Pencillium sp.

Thermophilic actinomycetes

Aspergillus sp.

Cryptostroma corticale

Aspergillus niger

Mushroom worker’s lung due to spores of exotic species in Japan and in Europe (HP can also be related to exposure to thermophilic actinomycetes or micromycetes that develop in compost)

Puffball

Oyster

Pholiota

Shiitake

Enoki

Tricholoma

Bunashimati

Maitaki

Strophariaceae

Lycoperdon

Pleurotus eryngii

Pleurotus pneumonalis

Pleurotus cornucopiae

Pleurotus ostreatus

Pholiota nameko

Lentinus edodes

Penicillium citrinum

Lyophillium aggragatum

Tricholoma conglobatum

Hypsizigus marmoreus

Grifola frondosa

Strophariaceae

Cheese worker’s lung

Molds (and sometimes mites) on various types of cheese

Penicillium casei

Pencillium roqueforti

Penicillium camemberti

Penicillium crysogenum

Acarus siro

Malt worker’s lung

Moldy malt, moldy barley

Aspergillus fumigatus

Aspergillus clavatus

Suberosis

Moldy cork (woodman or cork workers)

Penicillium frequentum

Penicillium glabrum

Chrysonilia sitophila

Aspergillus fumigatus

Sequoiosis

Moldy redwood dust

Aureobasidium sp.

Graphium sp.

Aarthrinium phaeospermum

Peat moss worker’s lung

Packing of peat moss

Monocillium sp.

Penicillium citreonigrum

Bagassosis

Molds in sugar cane

Thermoactinomyces vulgaris

Laceyella sacchari

Likely others actinomycetes

Tobacco worker’s lung

Molds in tobacco leaves (tobacco industry)

Aspergillus fumigatus

Thatched roof disease (new guinea)

Molds in the roof

Saccharomonospora viridis

Paprika worker’s (or splitter’s) lung

Paprika dust

Mucor stonolifer

Dry sausage worker’s lung

Salami brusher’s disease

Chacineros lung

Sausage powdering or labelling.
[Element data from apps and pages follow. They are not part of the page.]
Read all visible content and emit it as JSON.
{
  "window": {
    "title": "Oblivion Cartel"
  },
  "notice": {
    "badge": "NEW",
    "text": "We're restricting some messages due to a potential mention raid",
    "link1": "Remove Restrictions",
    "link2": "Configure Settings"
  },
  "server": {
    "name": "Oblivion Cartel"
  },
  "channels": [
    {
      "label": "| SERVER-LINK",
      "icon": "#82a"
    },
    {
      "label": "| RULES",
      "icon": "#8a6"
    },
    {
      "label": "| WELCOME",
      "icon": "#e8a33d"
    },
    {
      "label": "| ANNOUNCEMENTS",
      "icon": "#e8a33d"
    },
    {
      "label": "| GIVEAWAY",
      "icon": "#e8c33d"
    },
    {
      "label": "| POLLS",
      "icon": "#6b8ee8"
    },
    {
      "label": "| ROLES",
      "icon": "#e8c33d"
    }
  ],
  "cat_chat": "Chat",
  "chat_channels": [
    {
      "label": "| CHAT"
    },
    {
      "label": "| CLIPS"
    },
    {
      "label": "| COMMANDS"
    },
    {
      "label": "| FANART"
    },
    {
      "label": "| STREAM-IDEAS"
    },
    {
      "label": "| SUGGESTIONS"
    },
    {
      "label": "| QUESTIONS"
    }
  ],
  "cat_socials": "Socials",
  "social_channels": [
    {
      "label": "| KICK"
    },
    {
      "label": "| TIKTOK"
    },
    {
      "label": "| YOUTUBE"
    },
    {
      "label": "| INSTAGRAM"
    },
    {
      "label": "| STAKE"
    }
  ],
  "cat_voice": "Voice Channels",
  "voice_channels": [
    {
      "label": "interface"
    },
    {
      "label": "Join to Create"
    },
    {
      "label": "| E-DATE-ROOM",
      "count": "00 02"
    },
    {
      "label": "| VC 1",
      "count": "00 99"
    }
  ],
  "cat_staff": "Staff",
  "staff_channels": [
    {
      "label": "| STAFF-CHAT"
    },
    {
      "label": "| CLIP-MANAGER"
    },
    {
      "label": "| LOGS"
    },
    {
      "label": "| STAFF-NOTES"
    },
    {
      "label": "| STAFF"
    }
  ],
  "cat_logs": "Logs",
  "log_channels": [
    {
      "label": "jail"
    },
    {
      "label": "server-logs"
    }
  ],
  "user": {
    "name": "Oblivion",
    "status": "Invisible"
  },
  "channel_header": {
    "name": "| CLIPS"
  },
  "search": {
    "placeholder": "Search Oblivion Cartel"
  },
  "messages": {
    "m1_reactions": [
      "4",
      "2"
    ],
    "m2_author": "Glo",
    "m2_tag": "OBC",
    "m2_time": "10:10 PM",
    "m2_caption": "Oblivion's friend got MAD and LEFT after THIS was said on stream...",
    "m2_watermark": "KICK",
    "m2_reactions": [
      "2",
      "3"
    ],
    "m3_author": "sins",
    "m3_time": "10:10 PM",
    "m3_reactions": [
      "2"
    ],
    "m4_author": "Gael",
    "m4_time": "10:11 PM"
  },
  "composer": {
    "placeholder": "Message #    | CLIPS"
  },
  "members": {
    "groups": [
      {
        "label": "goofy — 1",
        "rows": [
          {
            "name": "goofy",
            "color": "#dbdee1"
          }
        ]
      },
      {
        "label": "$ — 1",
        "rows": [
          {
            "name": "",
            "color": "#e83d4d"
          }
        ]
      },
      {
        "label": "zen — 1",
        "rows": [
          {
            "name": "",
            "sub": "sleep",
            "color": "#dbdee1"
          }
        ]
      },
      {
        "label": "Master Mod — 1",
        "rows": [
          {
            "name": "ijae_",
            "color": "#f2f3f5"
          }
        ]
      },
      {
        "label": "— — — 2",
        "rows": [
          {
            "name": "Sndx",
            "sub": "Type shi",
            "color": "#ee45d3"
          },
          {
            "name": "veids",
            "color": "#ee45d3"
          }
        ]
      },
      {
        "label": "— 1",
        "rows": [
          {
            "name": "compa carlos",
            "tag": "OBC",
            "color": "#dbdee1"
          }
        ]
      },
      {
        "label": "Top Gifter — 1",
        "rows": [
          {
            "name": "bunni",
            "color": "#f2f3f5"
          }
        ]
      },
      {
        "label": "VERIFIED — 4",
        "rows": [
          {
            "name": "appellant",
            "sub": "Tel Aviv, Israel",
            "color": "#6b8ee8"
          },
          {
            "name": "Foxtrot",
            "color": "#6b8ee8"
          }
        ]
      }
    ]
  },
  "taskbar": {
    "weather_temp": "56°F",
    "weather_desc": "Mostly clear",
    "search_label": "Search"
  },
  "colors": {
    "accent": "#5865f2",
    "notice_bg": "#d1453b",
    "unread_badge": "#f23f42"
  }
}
Salami brushing. Molds on cold cuts

Pencillium camenberti

Penicillium nalgiovense

Penicillium candidum

Only gold members can continue reading. Log In or Register to continue

Sep 20, 2016 | Posted by in CARDIOLOGY | Comments Off on Rare Causes and the Spectrum of Hypersensitivity Pneumonitis
Premium Wordpress Themes by UFO Themes